An Interesting Map and the Brief History of Crimea
How countries viewed Crimea has always been an important issue. The Commonwealth of Independent States (CIS) published a fascinating map with a Belarusian domain on its website in March 2020 (https://cis.minsk.by/map). The map highlights and introduces us the countries when we click on them, however, interestingly, Crimea is always covered with a text box, no matter where we click. In conclusion, based on the map, we cannot determine which country Crimea belongs to.
Crimea in 1954, following Khrushchev’s proposal, was given to the Ukrainian Soviet Socialist Republic from the Russian Soviet Federal Socialist Republic. The reason was the 300th anniversary of the Treaty of Pereyaslav, which Moscow and Ukraine concluded in 1654, creating a kind of personal union that worked for centuries. This treaty strongly determined the future of the countries, as well as bound them inseparably. After the collapse of the Soviet Union, Crimea became a part of the Autonomous Soviet Socialist Republic but remained part of Ukraine.
In 2013, the Ukrainian government led by Viktor Yanukovych withdrew from an agreement planned with the EU due to pressure from the Russian government and instead formed closer ties with Russia and the Eurasian Economic Union. This led to the Euromaidan protests when people went to the streets due to government corruption and human rights violations. The 2014 war in eastern Ukraine began with anti-government and pro-Russian protests in the eastern regions of Ukraine. The events escalated into a revolution, which (contemporarily) ended with the February 21 agreement which declared the restoration of the 2004 constitution and announced an early election. However, the Russian government declared a referendum in Crimea to measure up the interest in joining Russia, and then shortly after the (questionably valid) results came out, they annexed the Crimean Peninsula. According to analysis, Putin made the decision mostly out of fear of not being able to maintain a partly vassal relationship with Ukraine after Euromaidan, and the riots provided a perfect opportunity to acquire the territory, which was largely inhabited by a significant Russian minority. The decision was followed by many riots and chaos. The conflict has never really ended, in fact, the problem worsened with the ongoing war in Ukraine.

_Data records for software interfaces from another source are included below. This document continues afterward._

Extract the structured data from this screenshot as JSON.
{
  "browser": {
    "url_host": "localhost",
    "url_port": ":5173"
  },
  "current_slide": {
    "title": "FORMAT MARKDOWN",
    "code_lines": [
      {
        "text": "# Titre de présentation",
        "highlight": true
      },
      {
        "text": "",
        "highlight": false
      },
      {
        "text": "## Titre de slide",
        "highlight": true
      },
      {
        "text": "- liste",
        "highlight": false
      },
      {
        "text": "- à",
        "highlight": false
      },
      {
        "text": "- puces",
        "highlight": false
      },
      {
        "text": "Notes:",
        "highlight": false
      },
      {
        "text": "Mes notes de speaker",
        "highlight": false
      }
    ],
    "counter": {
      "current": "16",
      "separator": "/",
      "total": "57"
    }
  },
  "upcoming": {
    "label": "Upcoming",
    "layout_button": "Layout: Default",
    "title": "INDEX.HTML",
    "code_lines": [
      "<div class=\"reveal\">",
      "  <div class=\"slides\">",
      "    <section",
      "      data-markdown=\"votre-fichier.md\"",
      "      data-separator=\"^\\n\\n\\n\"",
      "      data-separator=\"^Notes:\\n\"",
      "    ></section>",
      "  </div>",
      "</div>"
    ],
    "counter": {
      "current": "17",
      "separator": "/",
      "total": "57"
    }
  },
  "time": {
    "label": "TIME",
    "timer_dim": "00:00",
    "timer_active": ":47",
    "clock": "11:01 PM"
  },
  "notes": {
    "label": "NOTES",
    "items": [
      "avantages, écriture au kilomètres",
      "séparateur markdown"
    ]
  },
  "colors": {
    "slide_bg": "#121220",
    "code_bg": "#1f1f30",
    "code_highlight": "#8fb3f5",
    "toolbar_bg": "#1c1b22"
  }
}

Belarus is located between the EU and NATO on one side and Russia on the other, therefore stating its position in problematic Russian cases has always been a big dilemma for them. Belarus relies on Russia in many ways and it seems like an increasingly close relationship. The question of Crimea will probably stay taboo and not often mentioned there.